Avrum (Avi) Morrow’s generosity was only confirmed after his death at age 94 on Jan. 5.
On his 60th birthday, Morrow – the founder of Avmor Ltd., a leading manufacturer of industrial cleaning products – decided he would celebrate by helping the less fortunate in a novel way.
As he said, “What could be a greater gift than giving?”
As a kid, his family was too poor to buy him a bike, so Morrow thought of brightening the lives of those in similar situations. His only stipulation was that no one should know who the donor was (nor did he want to know the identities of the recipients).
Only his partner in the project, the Sun Youth Organization, knew who he was.
Every spring for 34 years, Sun Youth has given away new bikes, plus helmets and locks, to underprivileged youth through an open competition. The public only knew that the “Bikeman” made it possible.
Morrow also quietly helped Sun Youth over the years, supporting, for example, families who lost their homes in fires, and offering cash rewards for missing children.
The Montreal Association for the Blind was another beneficiary of his understated philanthropy.
Morrow, who was born in Montreal, founded Avmor in 1948 with his brother-in-law Henry Chinks, after studying engineering physics at McGill University. His nephew, Mattie Chinks, Avmor’s current president, has been running the family business with him for the past 50 years.
Mattie Chinks noted that Morrow was generous to his employees, as well.
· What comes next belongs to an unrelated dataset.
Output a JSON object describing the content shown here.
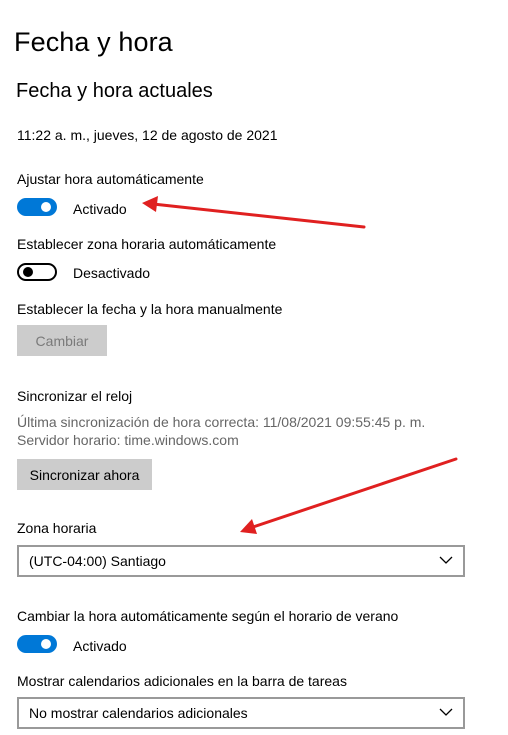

Turkeys were given out at Christmas and Morrow and wife Dora celebrated their 70th anniversary with the staff.
“This was a reflection of his belief that all employees should be part of the organization’s success,” Chinks said.
What could be a greater gift than giving?
– Avrum Morrow
One of his little pleasures was making jars of horseradish each year that he gave to friends at Passover.
Morrow was widely recognized within the sanitation industry and was proud that, in 2007, he became the first person from that sector to be named to the Order of Canada. He was cited for his achievements in business, which included developing environmentally friendly products, and his contributions to the community. The name Avmor is familiar to anyone who has used a public washroom, as it’s on the electric hand dryers that the company developed.
Morrow was passionate about art and music, an appreciation he attributed to his teachers at Fairmount School and Baron Byng High School, and was a supporter of local artists.
He turned Avmor’s original headquarters in a historic building in Old Montreal into a gallery, which he offered as a venue for fundraising events. He commissioned over 400 paintings, sculptures, drawings and photographs from mainly local artists, both well established and obscure, and displayed them in the gallery.
Morrow was also a longtime supporter of Concordia University, where he established the Dora Morrow Fellowship for Excellent Achievement in Visual Art, as well as of McGill and the University of Ottawa.
His foundation has promised to carry on the annual tradition of giving away bikes.